NIMBYs “impose cost” on New York: Krugman

Liberal economist sides with industry and de Blasio on density

TRD New York /
Feb.February 19, 2016 10:01 AM

Nobel-prize winning economist Paul Krugman is known as a vocal champion of the left. But that doesn’t mean he can’t side with the real estate industry – at least on the issue of density.

“New York City doesn’t have to be as expensive as it is,” he said at a talk with mayor Bill de Blasio hosted by the City University of New York Thursday night. “It is possible to build higher.”

Krugman, who writes a regular column in the New York Times and has come out in favor of density in the past, went on to bash the city’s NIMBYs. He argued that those who resist higher density are “imposing a cost on the rest of New York” by constraining housing supply, which ultimately pushes up its cost, hits low-income families hardest and aggravates inequality.

NIMBYism – an acronym for “not in my back yard” – is a dismissive term for neighborhood activists who oppose high-rise construction to keep an area’s character intact. In New York, NIMBY activists have historically held great sway through local community boards, which the city has to consult for zoning changes.

To Krugman, NIMBYism is a national problem. “What you see is that there’s a peculiar and fundamentally dysfunctional dynamic, which is the population doesn’t flow from low-productivity to high-productivity parts of the country – it’s the reverse,” he said. In other words: young people aren’t moving to cities like New York, San Francisco, Washington D.C. or Boston at the rates they should. Restrictive zoning that makes housing in big coastal cities unaffordable is partially to blame, he implied.

Unsurprisingly, de Blasio agreed. The mayor is currently trying to push a zoning plan through city council that would allow developers to build higher in some neighborhoods in return for affordability concessions.

“To be real with people: we are going to need a certain amount of height and density” to create affordable housing, de Blasio said, criticizing New Yorkers who support liberal policies on a city-wide level but oppose the creation of affordable housing through density in their own neighborhoods.


Related Articles

arrow_forward_ios
A rendering of 165 Broome Street (Credit: Handel Architects)

Nonprofit plans affordable housing development near Essex Crossing

All Falls Down: Kanye West’s “Star Wars”-themed affordable housing plan hits snag

All Falls Down: Kanye West’s “Star Wars”-themed affordable housing plan hits snag

Mayor Bill de Blasi0, a rendering of Halletts Point, and Douglas Durst (Credit: Getty Images, Durst)

Feud with de Blasio pushes Durst to shelve Halletts Point

From left: Deputy Mayor of Housing and Economic Development Vicki Been, Sen. Brian Kavanagh (inset), Brooklyn Borough President Eric Adams, State Division of Homes and Community Renewal Commissioner Ruthanne Visnauskas (inset), Council member Keith Powers, with Governor Andrew Cuomo and Mayor Bill de Blasio (background) (Credit: Anuja Shakya, Getty Images)
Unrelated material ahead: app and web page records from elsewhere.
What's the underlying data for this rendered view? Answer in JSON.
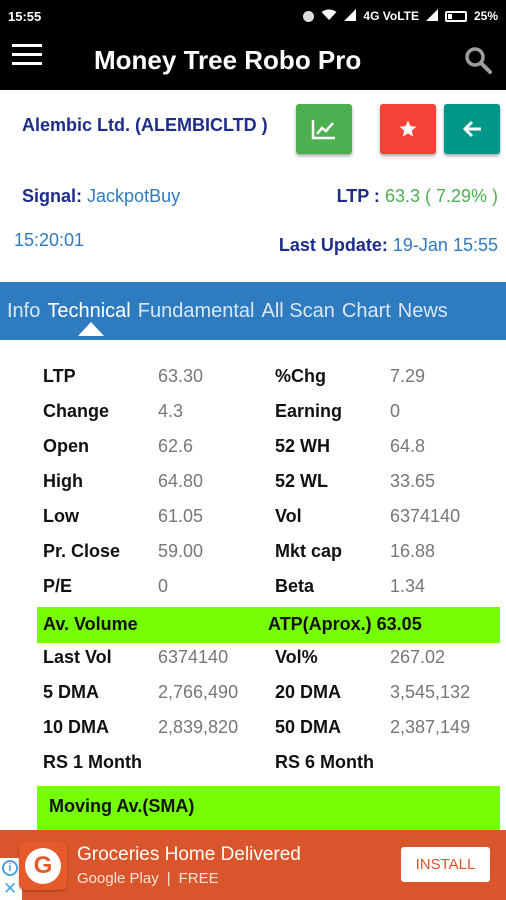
{
  "status": {
    "time": "15:55",
    "network": "4G VoLTE",
    "battery": "25%"
  },
  "appbar": {
    "title": "Money Tree Robo Pro"
  },
  "stock": {
    "name": "Alembic Ltd. (ALEMBICLTD )",
    "signal_label": "Signal:",
    "signal_value": "JackpotBuy",
    "ltp_label": "LTP :",
    "ltp_value": "63.3 ( 7.29% )",
    "time": "15:20:01",
    "last_update_label": "Last Update:",
    "last_update_value": "19-Jan 15:55"
  },
  "tabs": [
    "Info",
    "Technical",
    "Fundamental",
    "All Scan",
    "Chart",
    "News"
  ],
  "active_tab": "Technical",
  "rows": [
    {
      "l1": "LTP",
      "v1": "63.30",
      "l2": "%Chg",
      "v2": "7.29"
    },
    {
      "l1": "Change",
      "v1": "4.3",
      "l2": "Earning",
      "v2": "0"
    },
    {
      "l1": "Open",
      "v1": "62.6",
      "l2": "52 WH",
      "v2": "64.8"
    },
    {
      "l1": "High",
      "v1": "64.80",
      "l2": "52 WL",
      "v2": "33.65"
    },
    {
      "l1": "Low",
      "v1": "61.05",
      "l2": "Vol",
      "v2": "6374140"
    },
    {
      "l1": "Pr. Close",
      "v1": "59.00",
      "l2": "Mkt cap",
      "v2": "16.88"
    },
    {
      "l1": "P/E",
      "v1": "0",
      "l2": "Beta",
      "v2": "1.34"
    }
  ],
  "band1": {
    "left": "Av. Volume",
    "right": "ATP(Aprox.) 63.05"
  },
  "rows2": [
    {
      "l1": "Last Vol",
      "v1": "6374140",
      "l2": "Vol%",
      "v2": "267.02"
    },
    {
      "l1": "5 DMA",
      "v1": "2,766,490",
      "l2": "20 DMA",
      "v2": "3,545,132"
    },
    {
      "l1": "10 DMA",
      "v1": "2,839,820",
      "l2": "50 DMA",
      "v2": "2,387,149"
    },
    {
      "l1": "RS 1 Month",
      "v1": "",
      "l2": "RS 6 Month",
      "v2": ""
    }
  ],
  "band2": {
    "label": "Moving Av.(SMA)"
  },
  "ad": {
    "title": "Groceries Home Delivered",
    "store": "Google Play",
    "separator": "|",
    "price": "FREE",
    "cta": "INSTALL"
  },
  "colors": {
    "appbar": "#000000",
    "tabbar": "#2f7bbf",
    "band": "#76ff03",
    "ad": "#d9562c"
  }
}
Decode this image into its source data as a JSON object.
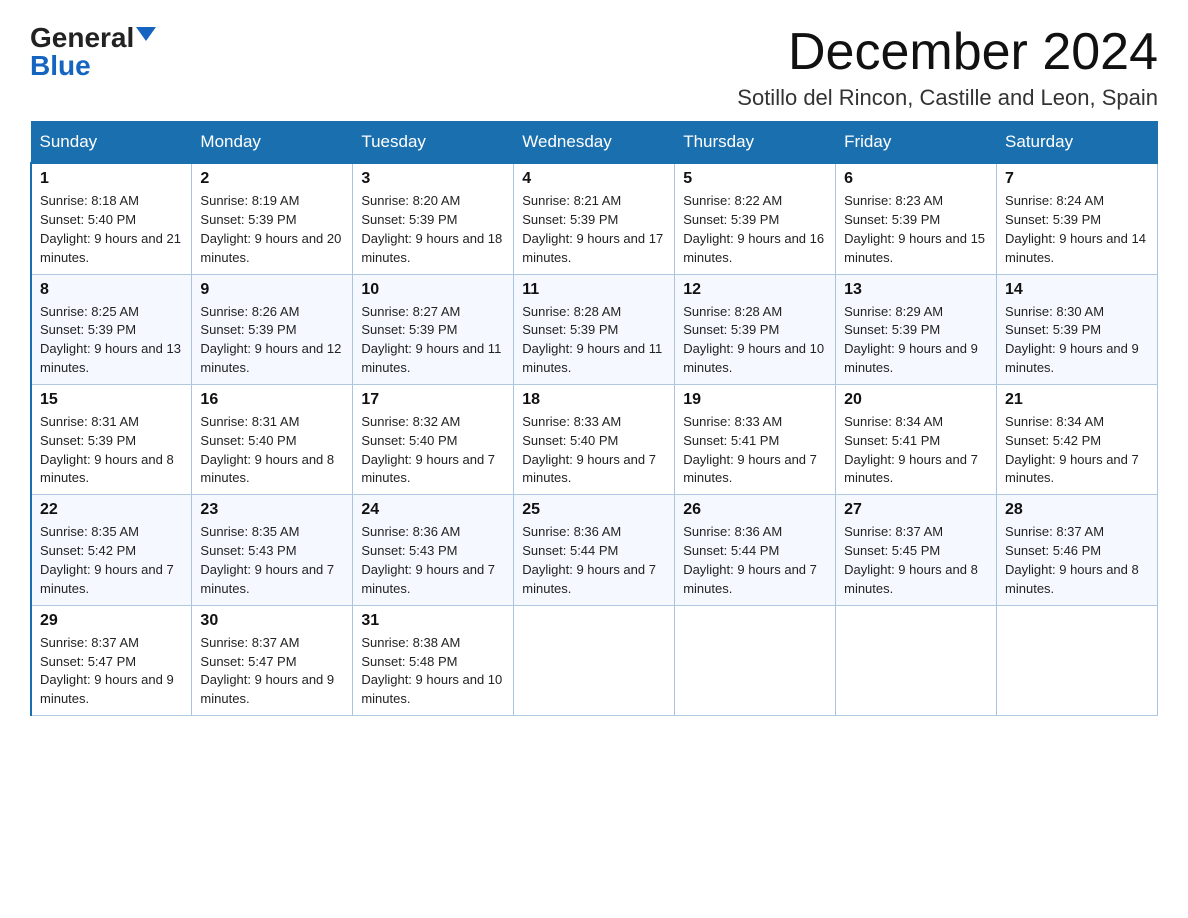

Politico shows and no-shows: What public officials attended the REBNY gala?

New York City Councilmember Carlos Menchaca and Industry City (Credit: Getty Images, Industry City)

Sunset Park Community Board divided on Industry City

Rafael Salamanca and the Bronx (Credit: Getty Images, iStock)

Bronx councilman snuffs out another de Blasio rezoning

Councilman Stephen Levin (Credit: Facebook, Getty Images)  

NYC bill would boost rental vouchers for homeless

From left:  Council member Rafael Espinal, Mayor Bill de Blasio and Council member Antonio Reynoso (Credit: Getty Images, iStock)

Bushwick rezoning impasse puts de Blasio’s housing plan at risk

arrow_forward_ios
Loading...